) 3. Submit the self assessment to the Foundation School 4. An approval visit which will have the following characteristics: o Lasting 2 hours o At the practice o Deanery representatives Richard Mumford and/or another Deanery representative o Practice Representatives Prospective Foundation supervisor Practice Manager 5. The prospective Foundation supervisor will also need to attend a training day which will cover the following: o An introduction to learning and teaching o An introduction to feedback and debriefing o Assessment theory o Assessment tools applicable to Foundation training Re-approval All practices will be subject to the GP School’s re-approval process; for practices already approved for GP specialty training the re-approval process for Foundation training will form part of the reapproval process for GP specialty training. For those practices not currently approved for GP specialty training, the re-approval visit will usually take place after one year then every three years.

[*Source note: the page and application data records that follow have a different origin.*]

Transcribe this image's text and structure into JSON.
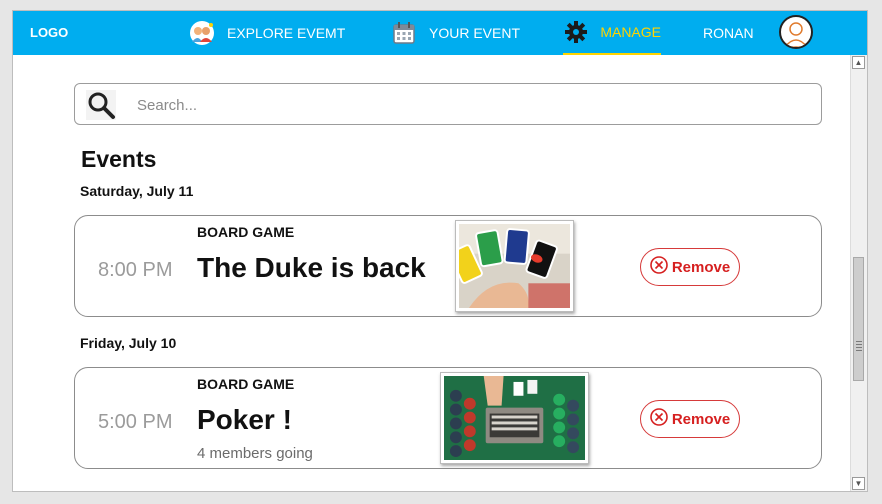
{
  "nav": {
    "logo": "LOGO",
    "explore_label": "EXPLORE EVEMT",
    "your_event_label": "YOUR EVENT",
    "manage_label": "MANAGE",
    "user_name": "RONAN",
    "active_color": "#ffd400",
    "bar_color": "#00adef"
  },
  "search": {
    "placeholder": "Search..."
  },
  "events": {
    "heading": "Events",
    "groups": [
      {
        "date": "Saturday, July 11",
        "time": "8:00 PM",
        "category": "BOARD GAME",
        "title": "The Duke is back",
        "members": "",
        "image": "uno-cards-photo",
        "remove_label": "Remove"
      },
      {
        "date": "Friday, July 10",
        "time": "5:00 PM",
        "category": "BOARD GAME",
        "title": "Poker !",
        "members": "4 members going",
        "image": "poker-table-photo",
        "remove_label": "Remove"
      }
    ]
  },
  "colors": {
    "remove": "#d62020"
  }
}
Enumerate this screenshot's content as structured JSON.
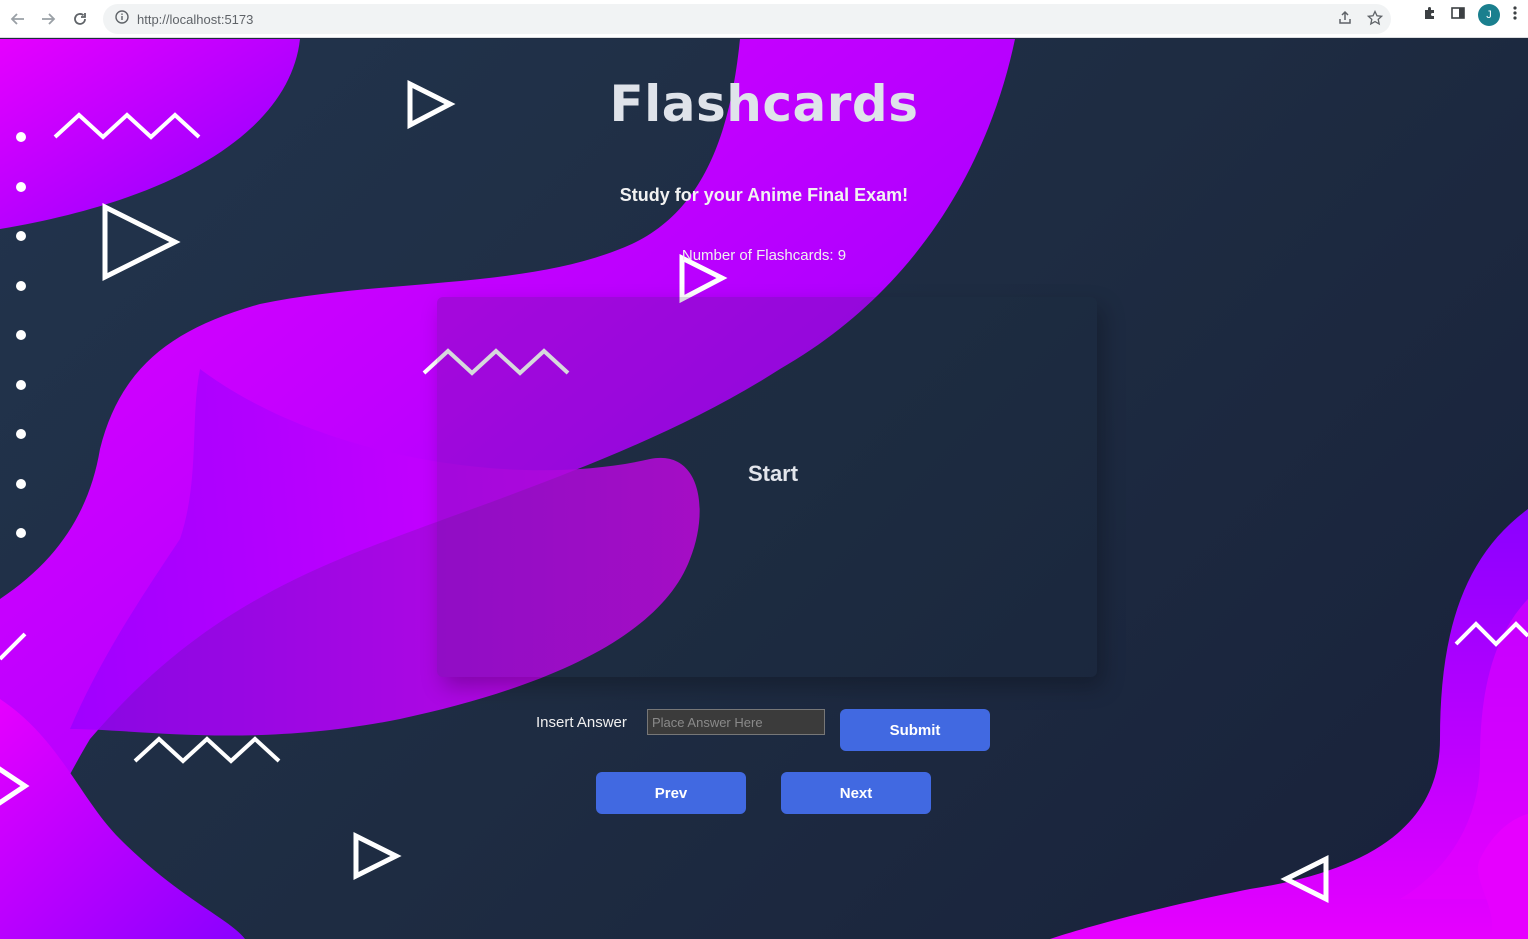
{
  "browser": {
    "url": "http://localhost:5173",
    "avatar_letter": "J",
    "icons": [
      "back-icon",
      "forward-icon",
      "reload-icon",
      "info-icon",
      "share-icon",
      "star-icon",
      "extensions-icon",
      "sidepanel-icon",
      "menu-icon"
    ]
  },
  "page": {
    "title": "Flashcards",
    "subtitle": "Study for your Anime Final Exam!",
    "count_text": "Number of Flashcards: 9",
    "card_text": "Start",
    "answer_label": "Insert Answer",
    "answer_value": "",
    "answer_placeholder": "Place Answer Here",
    "submit_label": "Submit",
    "prev_label": "Prev",
    "next_label": "Next"
  },
  "colors": {
    "button": "#4169e1",
    "magenta": "#e600ff",
    "violet": "#8a00ff",
    "background": "#1e2a3d"
  }
}
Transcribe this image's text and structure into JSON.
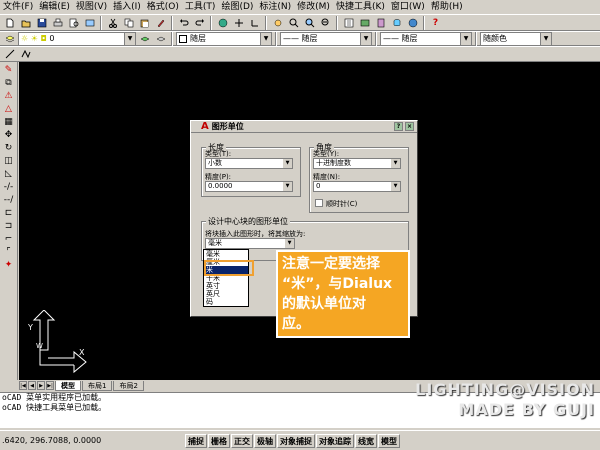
{
  "menubar": [
    "文件(F)",
    "编辑(E)",
    "视图(V)",
    "插入(I)",
    "格式(O)",
    "工具(T)",
    "绘图(D)",
    "标注(N)",
    "修改(M)",
    "快捷工具(K)",
    "窗口(W)",
    "帮助(H)"
  ],
  "properties_bar": {
    "layer_value": "0",
    "color_value": "随层",
    "linetype_value": "—— 随层",
    "lineweight_value": "—— 随层",
    "plotstyle_value": "随颜色"
  },
  "dialog": {
    "title": "图形单位",
    "length": {
      "caption": "长度",
      "type_label": "类型(T):",
      "type_value": "小数",
      "precision_label": "精度(P):",
      "precision_value": "0.0000"
    },
    "angle": {
      "caption": "角度",
      "type_label": "类型(Y):",
      "type_value": "十进制度数",
      "precision_label": "精度(N):",
      "precision_value": "0",
      "clockwise_label": "顺时针(C)"
    },
    "design_center": {
      "caption": "设计中心块的图形单位",
      "desc": "将块插入此图形时，将其缩放为:",
      "selected": "毫米",
      "options": [
        "毫米",
        "厘米",
        "米",
        "千米",
        "英寸",
        "英尺",
        "码"
      ]
    }
  },
  "callout": {
    "line1": "注意一定要选择",
    "line2_a": "“米”，与",
    "line2_b": "Dialux",
    "line3": "的默认单位对",
    "line4": "应。"
  },
  "tabs": [
    "模型",
    "布局1",
    "布局2"
  ],
  "command_lines": [
    "oCAD 菜单实用程序已加载。",
    "oCAD 快捷工具菜单已加载。"
  ],
  "status": {
    "coords": ".6420, 296.7088, 0.0000",
    "buttons": [
      "捕捉",
      "栅格",
      "正交",
      "极轴",
      "对象捕捉",
      "对象追踪",
      "线宽",
      "模型"
    ]
  },
  "watermark": {
    "line1": "LIGHTING@VISION",
    "line2": "MADE BY GUJI"
  },
  "colors": {
    "callout_bg": "#f5a623",
    "canvas_bg": "#000000"
  }
}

ANNUAL AND SICK LEAVE RECORD SHEET - APPENDIX 6 Sickness/absence form for Foundation Year 2 doctors in General Practice Name of Foundation Name of Year 2 Doctor Educational Supervisor GP Practice Address

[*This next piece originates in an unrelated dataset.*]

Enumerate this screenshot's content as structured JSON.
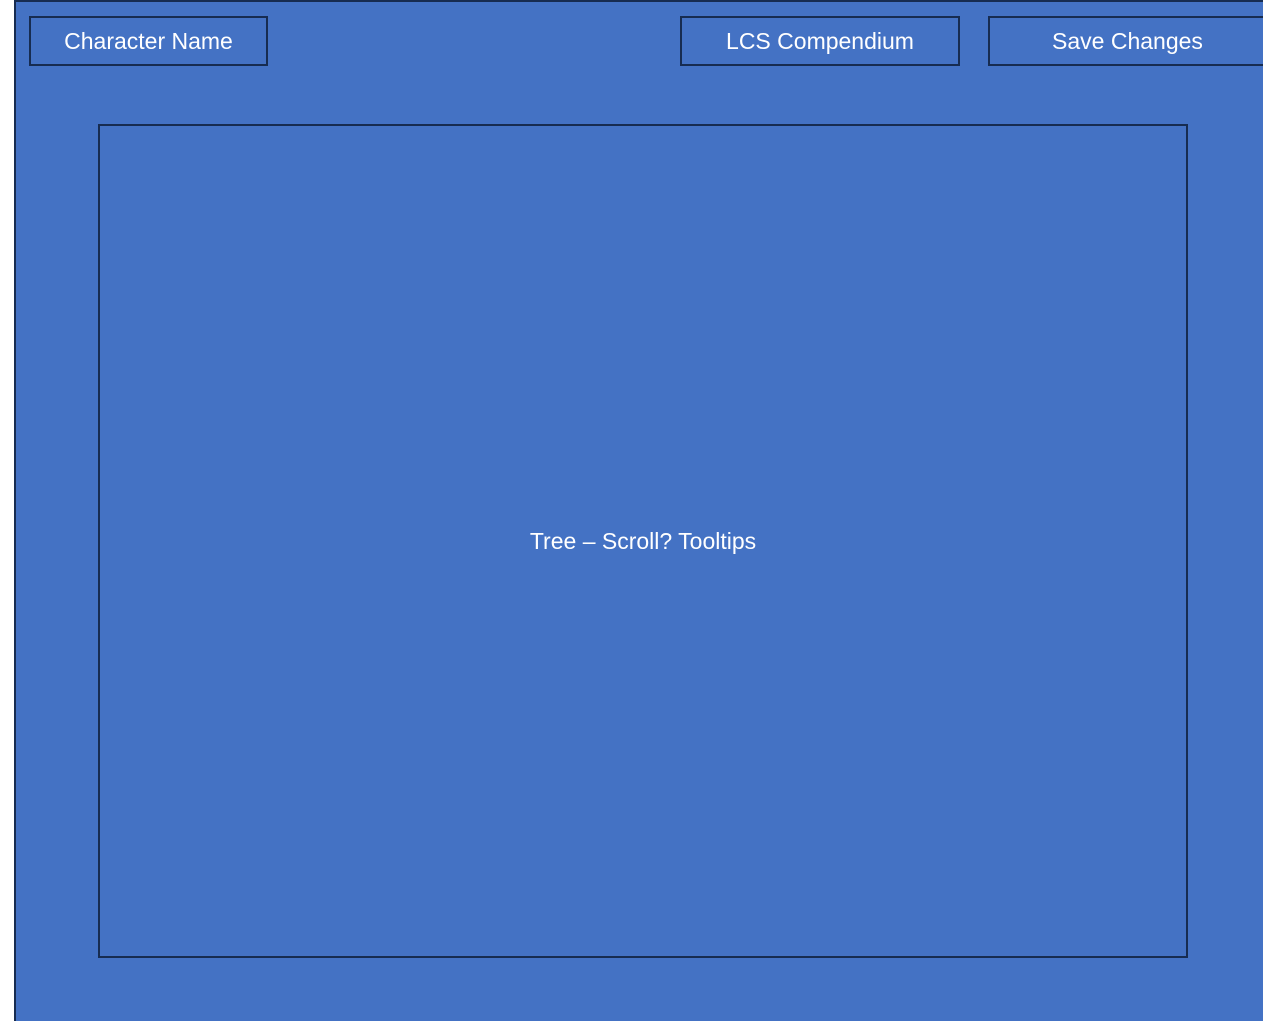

Name of Practice Manager First day in GP Placement Total Annual Leave Entitlement for the Year August to August
Name of Person Completing Form Last Day in GP Placement 27 days. It would be expected that approximately one third of this amount is taken during the 4-month placement in GP From To Total
Annual Leave Dates
Total During Placement Sickness/Absence
Total During Placement Other Absence (Please Specify)
Please email or fax to the relevant medical staffing contact at the FY2 doctor’s host trust monthly and at the end of the FY2 doctor’s rotation in your practice EVEN IF IT IS A ‘NIL RETURN’